Exercise brief: Collect every line in the records below that contains the word "Reports".

Entries supplied:
____________________
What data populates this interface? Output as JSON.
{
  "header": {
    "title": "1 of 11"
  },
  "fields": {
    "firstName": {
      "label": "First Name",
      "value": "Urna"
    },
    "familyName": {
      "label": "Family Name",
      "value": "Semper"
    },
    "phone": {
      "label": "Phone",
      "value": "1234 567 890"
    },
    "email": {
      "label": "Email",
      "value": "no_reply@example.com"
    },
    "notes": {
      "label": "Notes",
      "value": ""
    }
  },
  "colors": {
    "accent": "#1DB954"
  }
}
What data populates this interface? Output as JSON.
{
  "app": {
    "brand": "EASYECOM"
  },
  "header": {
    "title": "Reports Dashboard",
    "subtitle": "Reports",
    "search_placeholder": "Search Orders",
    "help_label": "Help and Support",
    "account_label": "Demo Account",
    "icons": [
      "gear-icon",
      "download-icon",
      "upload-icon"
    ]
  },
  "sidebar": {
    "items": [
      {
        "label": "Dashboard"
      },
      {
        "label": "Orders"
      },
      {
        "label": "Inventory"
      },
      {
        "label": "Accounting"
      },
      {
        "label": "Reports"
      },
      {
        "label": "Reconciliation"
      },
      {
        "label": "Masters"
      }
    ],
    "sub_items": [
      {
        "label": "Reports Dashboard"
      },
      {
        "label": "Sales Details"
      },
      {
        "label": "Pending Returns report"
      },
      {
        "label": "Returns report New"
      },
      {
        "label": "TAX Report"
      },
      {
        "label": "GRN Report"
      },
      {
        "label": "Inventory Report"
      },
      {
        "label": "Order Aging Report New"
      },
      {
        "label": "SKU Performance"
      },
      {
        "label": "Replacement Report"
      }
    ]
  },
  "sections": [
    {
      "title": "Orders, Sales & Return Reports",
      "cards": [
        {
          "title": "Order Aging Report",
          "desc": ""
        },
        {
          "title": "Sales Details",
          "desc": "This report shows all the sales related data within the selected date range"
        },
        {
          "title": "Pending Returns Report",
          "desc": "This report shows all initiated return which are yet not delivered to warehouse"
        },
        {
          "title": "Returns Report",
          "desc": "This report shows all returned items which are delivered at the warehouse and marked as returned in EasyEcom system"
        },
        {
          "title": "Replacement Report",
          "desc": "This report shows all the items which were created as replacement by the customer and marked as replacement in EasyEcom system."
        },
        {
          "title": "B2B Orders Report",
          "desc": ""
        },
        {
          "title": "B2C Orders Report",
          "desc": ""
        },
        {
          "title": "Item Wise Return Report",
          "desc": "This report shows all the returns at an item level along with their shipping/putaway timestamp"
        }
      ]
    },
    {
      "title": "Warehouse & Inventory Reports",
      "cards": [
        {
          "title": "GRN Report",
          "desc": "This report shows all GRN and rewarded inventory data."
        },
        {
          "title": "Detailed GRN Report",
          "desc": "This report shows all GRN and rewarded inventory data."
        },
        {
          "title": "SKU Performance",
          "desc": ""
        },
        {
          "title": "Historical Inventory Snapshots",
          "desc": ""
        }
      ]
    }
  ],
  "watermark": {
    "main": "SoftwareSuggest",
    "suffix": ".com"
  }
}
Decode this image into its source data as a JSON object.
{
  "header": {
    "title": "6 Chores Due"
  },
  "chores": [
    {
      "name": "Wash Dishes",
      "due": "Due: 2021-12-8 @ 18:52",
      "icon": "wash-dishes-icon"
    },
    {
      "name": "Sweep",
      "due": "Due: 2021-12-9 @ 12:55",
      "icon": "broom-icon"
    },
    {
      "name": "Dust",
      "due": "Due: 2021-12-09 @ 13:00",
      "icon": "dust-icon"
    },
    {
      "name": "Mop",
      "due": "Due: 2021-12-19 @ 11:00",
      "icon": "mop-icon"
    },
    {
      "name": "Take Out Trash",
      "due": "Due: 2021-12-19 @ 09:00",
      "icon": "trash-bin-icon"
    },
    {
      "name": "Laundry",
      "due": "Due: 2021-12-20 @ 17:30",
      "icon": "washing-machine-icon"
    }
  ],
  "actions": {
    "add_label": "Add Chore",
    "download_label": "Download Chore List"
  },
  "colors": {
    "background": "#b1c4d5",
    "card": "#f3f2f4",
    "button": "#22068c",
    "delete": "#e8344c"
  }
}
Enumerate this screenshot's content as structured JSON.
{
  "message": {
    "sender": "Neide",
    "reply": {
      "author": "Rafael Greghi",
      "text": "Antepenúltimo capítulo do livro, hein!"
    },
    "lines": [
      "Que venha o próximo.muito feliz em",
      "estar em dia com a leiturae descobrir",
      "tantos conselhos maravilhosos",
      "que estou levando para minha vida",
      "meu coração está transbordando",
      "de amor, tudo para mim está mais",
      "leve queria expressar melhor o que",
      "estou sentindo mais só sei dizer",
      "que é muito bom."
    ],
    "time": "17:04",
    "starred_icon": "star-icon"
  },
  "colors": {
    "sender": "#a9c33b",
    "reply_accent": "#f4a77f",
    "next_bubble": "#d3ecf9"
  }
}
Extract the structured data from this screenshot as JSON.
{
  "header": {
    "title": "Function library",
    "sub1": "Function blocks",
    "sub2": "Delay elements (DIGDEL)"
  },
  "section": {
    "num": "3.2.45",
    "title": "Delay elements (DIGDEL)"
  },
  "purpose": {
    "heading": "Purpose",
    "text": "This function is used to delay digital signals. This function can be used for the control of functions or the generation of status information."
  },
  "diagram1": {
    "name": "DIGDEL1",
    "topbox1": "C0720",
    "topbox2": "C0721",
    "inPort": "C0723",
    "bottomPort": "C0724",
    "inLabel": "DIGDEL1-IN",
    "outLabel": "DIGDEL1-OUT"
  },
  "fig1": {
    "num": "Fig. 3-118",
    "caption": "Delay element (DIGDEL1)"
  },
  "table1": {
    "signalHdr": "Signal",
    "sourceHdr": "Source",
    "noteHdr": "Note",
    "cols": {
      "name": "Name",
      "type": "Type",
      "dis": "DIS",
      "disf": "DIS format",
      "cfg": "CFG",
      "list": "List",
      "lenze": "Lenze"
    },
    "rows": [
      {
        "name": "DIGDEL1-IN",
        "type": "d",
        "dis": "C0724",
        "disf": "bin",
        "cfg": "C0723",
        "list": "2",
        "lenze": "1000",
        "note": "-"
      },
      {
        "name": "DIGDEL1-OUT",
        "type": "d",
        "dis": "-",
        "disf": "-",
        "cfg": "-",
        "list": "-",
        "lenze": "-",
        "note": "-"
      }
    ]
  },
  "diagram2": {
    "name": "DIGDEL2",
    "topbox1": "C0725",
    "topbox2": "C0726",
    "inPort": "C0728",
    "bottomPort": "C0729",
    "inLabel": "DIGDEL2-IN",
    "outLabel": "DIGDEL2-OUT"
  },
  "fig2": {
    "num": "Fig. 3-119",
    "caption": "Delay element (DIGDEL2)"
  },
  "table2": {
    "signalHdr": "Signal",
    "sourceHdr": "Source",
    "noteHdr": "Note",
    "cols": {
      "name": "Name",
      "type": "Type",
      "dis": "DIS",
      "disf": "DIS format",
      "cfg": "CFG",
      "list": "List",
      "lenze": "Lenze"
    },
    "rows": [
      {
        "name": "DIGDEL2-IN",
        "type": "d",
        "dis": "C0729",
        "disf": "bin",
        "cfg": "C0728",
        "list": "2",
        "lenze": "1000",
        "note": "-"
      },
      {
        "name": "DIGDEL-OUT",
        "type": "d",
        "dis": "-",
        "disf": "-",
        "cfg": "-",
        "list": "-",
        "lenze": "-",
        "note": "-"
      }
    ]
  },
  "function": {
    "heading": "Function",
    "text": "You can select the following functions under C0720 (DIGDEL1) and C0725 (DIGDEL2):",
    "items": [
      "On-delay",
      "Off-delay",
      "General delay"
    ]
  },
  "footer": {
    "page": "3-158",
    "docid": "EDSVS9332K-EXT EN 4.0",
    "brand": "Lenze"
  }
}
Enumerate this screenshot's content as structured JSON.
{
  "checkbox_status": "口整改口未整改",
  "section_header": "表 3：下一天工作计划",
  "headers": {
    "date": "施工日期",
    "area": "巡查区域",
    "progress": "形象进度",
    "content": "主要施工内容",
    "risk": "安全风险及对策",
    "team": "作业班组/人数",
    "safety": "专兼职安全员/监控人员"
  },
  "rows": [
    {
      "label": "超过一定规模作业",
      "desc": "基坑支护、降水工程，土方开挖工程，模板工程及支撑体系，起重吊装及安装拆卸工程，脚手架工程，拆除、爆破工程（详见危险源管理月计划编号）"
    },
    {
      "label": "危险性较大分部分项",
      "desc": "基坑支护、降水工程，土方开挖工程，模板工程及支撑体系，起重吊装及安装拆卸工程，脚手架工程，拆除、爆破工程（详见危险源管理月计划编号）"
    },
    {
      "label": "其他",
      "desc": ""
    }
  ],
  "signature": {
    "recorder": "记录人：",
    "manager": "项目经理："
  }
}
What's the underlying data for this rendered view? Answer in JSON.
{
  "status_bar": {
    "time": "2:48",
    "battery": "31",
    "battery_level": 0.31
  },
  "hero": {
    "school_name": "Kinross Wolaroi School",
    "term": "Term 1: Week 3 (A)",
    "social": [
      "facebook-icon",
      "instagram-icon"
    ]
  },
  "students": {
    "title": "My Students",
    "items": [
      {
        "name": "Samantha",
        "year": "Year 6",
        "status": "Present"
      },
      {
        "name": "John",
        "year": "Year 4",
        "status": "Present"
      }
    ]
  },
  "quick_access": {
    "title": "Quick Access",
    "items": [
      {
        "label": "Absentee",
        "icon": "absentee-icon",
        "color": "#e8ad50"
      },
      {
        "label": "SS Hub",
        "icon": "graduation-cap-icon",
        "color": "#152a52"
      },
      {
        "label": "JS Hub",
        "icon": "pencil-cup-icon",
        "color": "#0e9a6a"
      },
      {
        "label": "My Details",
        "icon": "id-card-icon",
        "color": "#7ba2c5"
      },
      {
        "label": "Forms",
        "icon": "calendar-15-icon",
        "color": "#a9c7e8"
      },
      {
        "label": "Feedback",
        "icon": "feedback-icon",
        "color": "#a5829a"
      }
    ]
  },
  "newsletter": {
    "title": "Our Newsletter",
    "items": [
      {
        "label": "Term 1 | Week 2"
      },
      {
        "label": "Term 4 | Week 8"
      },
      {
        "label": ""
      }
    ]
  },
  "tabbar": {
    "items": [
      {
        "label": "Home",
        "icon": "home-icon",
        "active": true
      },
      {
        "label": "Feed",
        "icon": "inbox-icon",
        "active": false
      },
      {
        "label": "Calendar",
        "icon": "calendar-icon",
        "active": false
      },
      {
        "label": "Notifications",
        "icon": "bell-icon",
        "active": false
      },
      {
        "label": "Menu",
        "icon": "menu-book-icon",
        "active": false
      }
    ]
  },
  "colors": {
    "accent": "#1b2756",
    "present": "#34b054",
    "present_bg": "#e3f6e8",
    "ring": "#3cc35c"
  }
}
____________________
Expected output:
    "title": "Reports Dashboard",
    "subtitle": "Reports",
        "label": "Reports"
        "label": "Reports Dashboard"
      "title": "Orders, Sales & Return Reports",
      "title": "Warehouse & Inventory Reports",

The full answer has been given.